In perhaps his most significant contribution to sports on this campus, Ransdell successfully negotiated the move to Conference USA in 2014.

This move from the Sun Belt Conference was visionary; the future of the athletic program at WKU was ensured in a conference with wider renown and a higher level of play.

In the 2014-15 school year, WKU’s first season in the conference, athletic programs set a C-USA record by bringing home eight conference championships.

Since Ransdell’s first year as president, Hilltopper athletic programs have won over 100 total conference championships in less than 20 years.
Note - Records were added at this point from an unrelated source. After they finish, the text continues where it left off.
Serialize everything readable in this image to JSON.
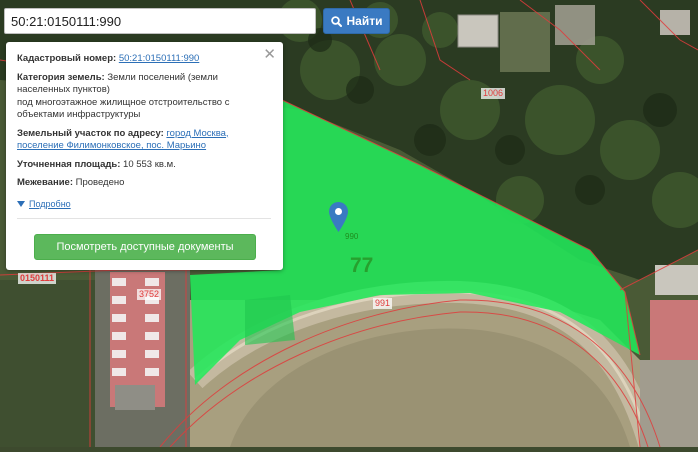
{
  "search": {
    "value": "50:21:0150111:990",
    "button_label": "Найти"
  },
  "popup": {
    "cadastral_label": "Кадастровый номер:",
    "cadastral_value": "50:21:0150111:990",
    "category_label": "Категория земель:",
    "category_value_1": "Земли поселений (земли",
    "category_value_2": "населенных пунктов)",
    "category_value_3": "под многоэтажное жилищное отстроительство с",
    "category_value_4": "объектами инфраструктуры",
    "address_label": "Земельный участок по адресу:",
    "address_value_1": "город Москва,",
    "address_value_2": "поселение Филимонковское, пос. Марьино",
    "area_label": "Уточненная площадь:",
    "area_value": "10 553 кв.м.",
    "survey_label": "Межевание:",
    "survey_value": "Проведено",
    "more_label": "Подробно",
    "docs_button": "Посмотреть доступные документы"
  },
  "map": {
    "labels": {
      "parcel_1006": "1006",
      "parcel_991": "991",
      "parcel_3752": "3752",
      "quarter": "0150111",
      "block_77": "77",
      "pin_990": "990"
    }
  },
  "colors": {
    "parcel_fill": "#22e85a",
    "boundary": "#e03c3c",
    "accent_blue": "#3a7ac2",
    "docs_green": "#5cb85c"
  },
  "icons": {
    "search": "search-icon",
    "close": "close-icon",
    "caret": "caret-down-icon",
    "pin": "map-pin-icon"
  }
}
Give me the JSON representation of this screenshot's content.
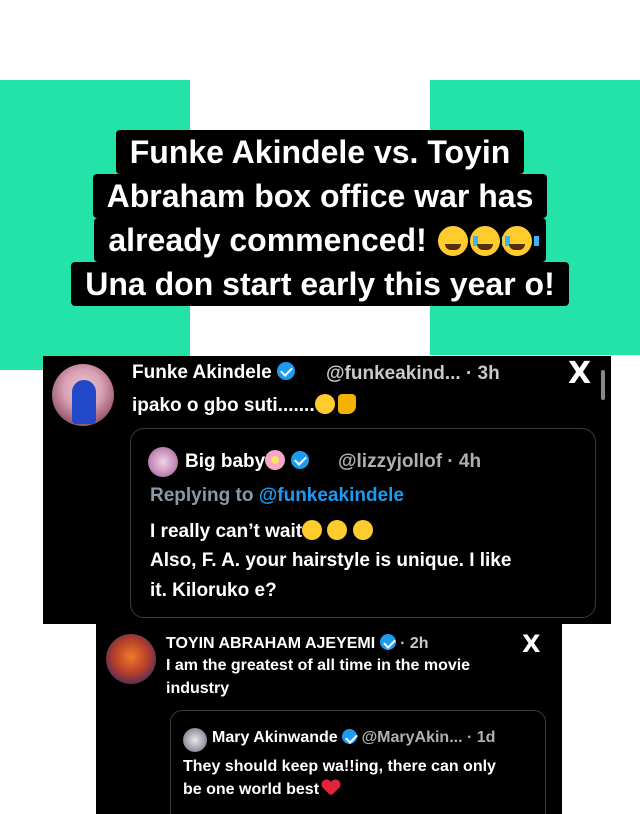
{
  "caption": {
    "line1": "Funke Akindele vs. Toyin",
    "line2": "Abraham box office war has",
    "line3": "already commenced!",
    "line3_emojis": [
      "laughing-crying-emoji",
      "crying-emoji",
      "crying-emoji"
    ],
    "line4": "Una don start early this year o!"
  },
  "tweet1": {
    "name": "Funke Akindele",
    "handle_time": "@funkeakind... · 3h",
    "close": "X",
    "text": "ipako o gbo suti.......",
    "text_emojis": [
      "kiss-emoji",
      "thumbs-up-emoji"
    ],
    "quote": {
      "name": "Big baby",
      "handle_time": "@lizzyjollof · 4h",
      "replying_prefix": "Replying to",
      "replying_handle": "@funkeakindele",
      "line1": "I really can’t wait",
      "line2": "Also, F. A. your hairstyle is unique. I like",
      "line3": "it. Kiloruko e?"
    }
  },
  "tweet2": {
    "name": "TOYIN ABRAHAM AJEYEMI",
    "time": "· 2h",
    "close": "X",
    "line1": "I am the greatest of all time in the  movie",
    "line2": "industry",
    "quote": {
      "name": "Mary Akinwande",
      "handle_time": "@MaryAkin... · 1d",
      "line1": "They should keep wa!!ing,  there can only",
      "line2": "be one world best"
    }
  },
  "colors": {
    "flag_green": "#23e3a8",
    "verified_blue": "#1d9bf0",
    "card_bg": "#000000"
  }
}
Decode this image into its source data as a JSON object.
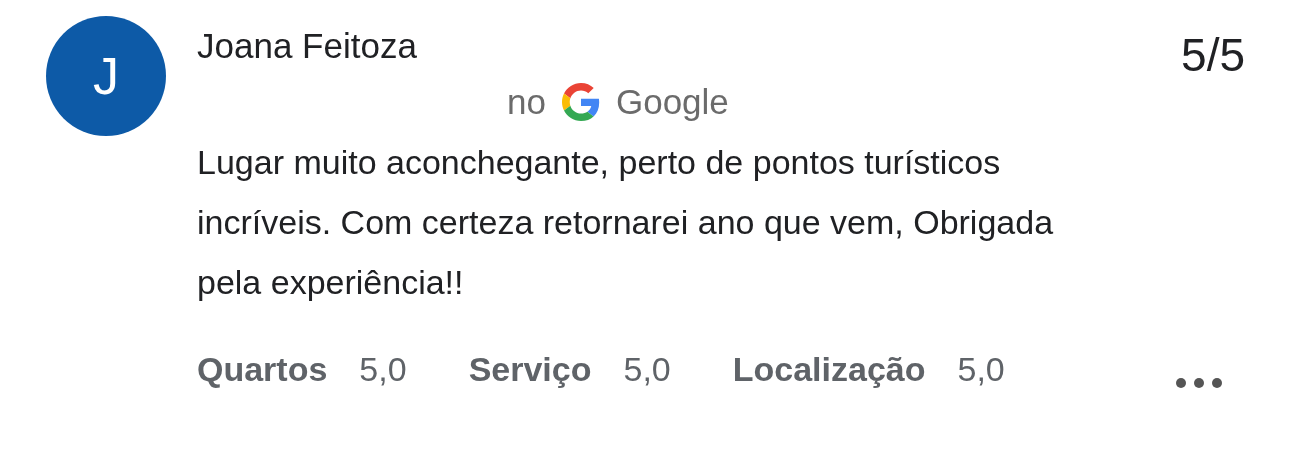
{
  "reviewer": {
    "initial": "J",
    "name": "Joana Feitoza"
  },
  "score": "5/5",
  "source": {
    "prefix": "no",
    "name": "Google"
  },
  "review": "Lugar muito aconchegante, perto de pontos turísticos incríveis. Com certeza retornarei ano que vem, Obrigada pela experiência!!",
  "ratings": [
    {
      "label": "Quartos",
      "value": "5,0"
    },
    {
      "label": "Serviço",
      "value": "5,0"
    },
    {
      "label": "Localização",
      "value": "5,0"
    }
  ]
}
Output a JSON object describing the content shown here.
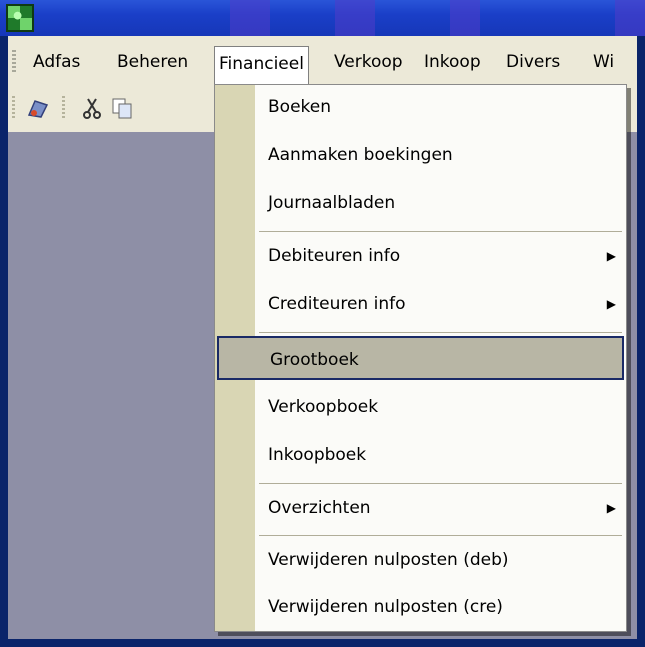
{
  "menubar": {
    "items": [
      "Adfas",
      "Beheren",
      "Financieel",
      "Verkoop",
      "Inkoop",
      "Divers",
      "Wi"
    ]
  },
  "toolbar": {
    "icons": [
      "app-tool-icon",
      "cut-icon",
      "copy-icon"
    ]
  },
  "dropdown": {
    "items": [
      {
        "label": "Boeken",
        "submenu": false
      },
      {
        "label": "Aanmaken boekingen",
        "submenu": false
      },
      {
        "label": "Journaalbladen",
        "submenu": false
      },
      {
        "label": "Debiteuren info",
        "submenu": true
      },
      {
        "label": "Crediteuren info",
        "submenu": true
      },
      {
        "label": "Grootboek",
        "submenu": false,
        "selected": true
      },
      {
        "label": "Verkoopboek",
        "submenu": false
      },
      {
        "label": "Inkoopboek",
        "submenu": false
      },
      {
        "label": "Overzichten",
        "submenu": true
      },
      {
        "label": "Verwijderen nulposten (deb)",
        "submenu": false
      },
      {
        "label": "Verwijderen nulposten (cre)",
        "submenu": false
      }
    ],
    "arrow": "▶"
  },
  "colors": {
    "titlebar": "#1f44c8",
    "menubar": "#ece9d8",
    "client": "#8e8fa6",
    "selection": "#b8b6a5",
    "gutter": "#d9d6b4"
  }
}
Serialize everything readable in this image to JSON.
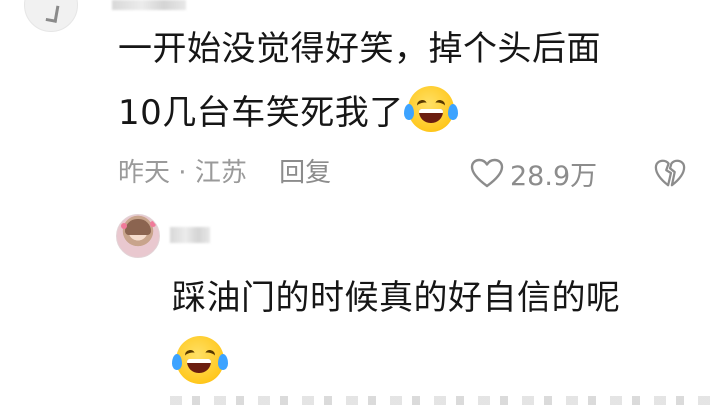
{
  "comment": {
    "line1": "一开始没觉得好笑，掉个头后面",
    "line2": "10几台车笑死我了",
    "emoji": "laughing-crying-emoji",
    "time": "昨天",
    "separator": "·",
    "location": "江苏",
    "reply_label": "回复",
    "like_count": "28.9万"
  },
  "reply": {
    "text": "踩油门的时候真的好自信的呢",
    "emoji": "laughing-crying-emoji"
  },
  "colors": {
    "text_primary": "#161616",
    "text_meta": "#9a9a9a",
    "emoji_yellow": "#ffc81e",
    "tear_blue": "#3da3ff"
  }
}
The football team even captured the NCAA Division I-AA National Championship in 2002.

Ransdell concentrated a large amount of time on improving the football program in particular.

His most notable contribution to the team was his leadership during Smith Stadium’s renovation, which began in April 2006.

The renovation featured construction of a new west side for the stadium as well as significant improvements on the stadium’s existing east side.

A berm was also constructed to give fans a new and entertaining way to watch the game. The stadium’s capacity now stands at 22,113.  

Ransdell was also instrumental in the football program’s move from Division I-AA to Division I-A of FBS, where the program is quickly gaining national recognition.

WKU ended the 2015 season ranked No. 24 overall in the final AP poll having defeated the University of South Florida for WKU’s second consecutive bowl win.

Despite the growth and progress Ransdell has encouraged, the president did not shy from taking decisive action with an athletic program in spring 2015.

Together, Ransdell and Athletic Director Todd Stewart suspended the men’s and women’s swimming and diving program for five years when the program was accused of multiple violations regarding hazing, drug paraphernalia and sexual assault.

Ransdell and Stewart’s decision sent a clear message: acts that violated campus policy and undermined WKU’s goals for a positive university experience would not be tolerated.

No matter how we remember Ransdell’s time as president, his contributions to athletics at WKU were done with class, morality and a visionary commitment to consistent growth.

The next time you stand in Smith Stadium and cheer on the Hilltoppers, don’t forget to think about the difference one person can make.